10,000 in Kings county. Our figures thvday
provo Iho correctness of that pre
diction. I told you ut the saino
time that Queens county would probably
givu Cleveland l.fiUO plurality. H will not
give him a siuglo vote more than it does Har
rison. Richmond tnuy give Cleveland 1,000 ,
but Suffolk will offset that by 1,000 or inora
republican plurality. Our figures sjiow 20-
000 plurality for Harrison in the ntato. You
can quote mo as saying that nothing but tha
most outrageous frauds can prevent tha real
ization of the prediction I iimko. " ,
Ucnoral'Knapp , of the state central com
mittee , heartily endorsed the ata'.oniout
made to ex-Senator Platt. ' ,
When democratic politicians were .told * of
Pl'.tt's prediction they hnd little to say , 'Ex.

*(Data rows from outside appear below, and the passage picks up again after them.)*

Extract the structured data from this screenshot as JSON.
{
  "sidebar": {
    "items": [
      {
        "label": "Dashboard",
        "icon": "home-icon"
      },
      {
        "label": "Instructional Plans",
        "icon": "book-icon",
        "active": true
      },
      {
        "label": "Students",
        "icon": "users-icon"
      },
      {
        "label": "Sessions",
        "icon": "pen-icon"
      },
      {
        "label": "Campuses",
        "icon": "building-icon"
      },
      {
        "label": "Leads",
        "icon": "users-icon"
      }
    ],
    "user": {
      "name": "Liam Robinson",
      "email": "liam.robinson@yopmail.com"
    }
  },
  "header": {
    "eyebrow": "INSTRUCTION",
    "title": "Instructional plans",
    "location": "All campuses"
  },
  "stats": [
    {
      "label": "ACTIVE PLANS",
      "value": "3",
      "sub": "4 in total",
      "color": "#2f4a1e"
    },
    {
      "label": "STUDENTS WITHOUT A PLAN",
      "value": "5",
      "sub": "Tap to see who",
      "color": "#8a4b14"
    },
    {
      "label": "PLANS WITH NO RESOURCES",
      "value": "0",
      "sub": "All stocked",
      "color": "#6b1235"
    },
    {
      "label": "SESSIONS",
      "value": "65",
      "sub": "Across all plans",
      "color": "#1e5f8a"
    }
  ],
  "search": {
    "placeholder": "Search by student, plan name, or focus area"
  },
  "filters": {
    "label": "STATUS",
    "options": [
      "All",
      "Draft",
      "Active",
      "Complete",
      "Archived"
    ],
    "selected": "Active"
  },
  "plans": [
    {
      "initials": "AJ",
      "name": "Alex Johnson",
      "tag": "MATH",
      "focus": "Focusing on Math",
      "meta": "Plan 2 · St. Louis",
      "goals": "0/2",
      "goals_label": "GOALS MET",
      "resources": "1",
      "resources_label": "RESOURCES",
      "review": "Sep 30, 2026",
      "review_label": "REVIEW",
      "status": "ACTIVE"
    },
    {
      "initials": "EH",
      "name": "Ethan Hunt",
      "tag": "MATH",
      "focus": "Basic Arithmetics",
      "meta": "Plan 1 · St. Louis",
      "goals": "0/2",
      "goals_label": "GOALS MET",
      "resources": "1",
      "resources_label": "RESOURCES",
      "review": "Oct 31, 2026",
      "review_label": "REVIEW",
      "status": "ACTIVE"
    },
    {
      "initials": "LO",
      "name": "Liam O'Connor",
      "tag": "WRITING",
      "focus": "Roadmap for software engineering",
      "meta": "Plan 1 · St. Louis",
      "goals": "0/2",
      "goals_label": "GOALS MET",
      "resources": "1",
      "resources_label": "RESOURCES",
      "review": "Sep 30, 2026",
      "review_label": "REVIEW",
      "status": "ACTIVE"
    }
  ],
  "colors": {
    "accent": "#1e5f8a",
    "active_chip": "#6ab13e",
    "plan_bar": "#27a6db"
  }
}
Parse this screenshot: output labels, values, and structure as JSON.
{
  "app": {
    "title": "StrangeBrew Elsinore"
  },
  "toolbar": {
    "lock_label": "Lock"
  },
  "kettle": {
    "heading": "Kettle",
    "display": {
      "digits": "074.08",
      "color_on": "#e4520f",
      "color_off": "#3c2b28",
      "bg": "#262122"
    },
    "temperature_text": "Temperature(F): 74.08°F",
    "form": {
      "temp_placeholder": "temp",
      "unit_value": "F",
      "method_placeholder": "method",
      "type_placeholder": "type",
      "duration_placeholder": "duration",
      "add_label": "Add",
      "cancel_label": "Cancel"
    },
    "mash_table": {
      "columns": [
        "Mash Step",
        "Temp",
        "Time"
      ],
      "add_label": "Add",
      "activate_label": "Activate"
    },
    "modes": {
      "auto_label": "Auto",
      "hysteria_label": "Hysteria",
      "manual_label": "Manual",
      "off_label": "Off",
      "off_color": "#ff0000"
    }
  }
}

Mayor William H. Wicklioni. however ,
though a llfb-lonc dotnocrnt , acknowledged
tlmt in the niaiii lilt's tlguroswora relia
ble. , , , . ,
"I have been through the siatd myself , "
said be. "I went under the impression 'that '
Cleveland would carry it by ut Icaitt 10,000. I
returned with the conviction that Harrison' *
plurality would bo at least 20,000. A-roralu-
tion h u occurred among the vrorlilngneD.
Everybody is shouting for protection nod
damning IreetraUa. "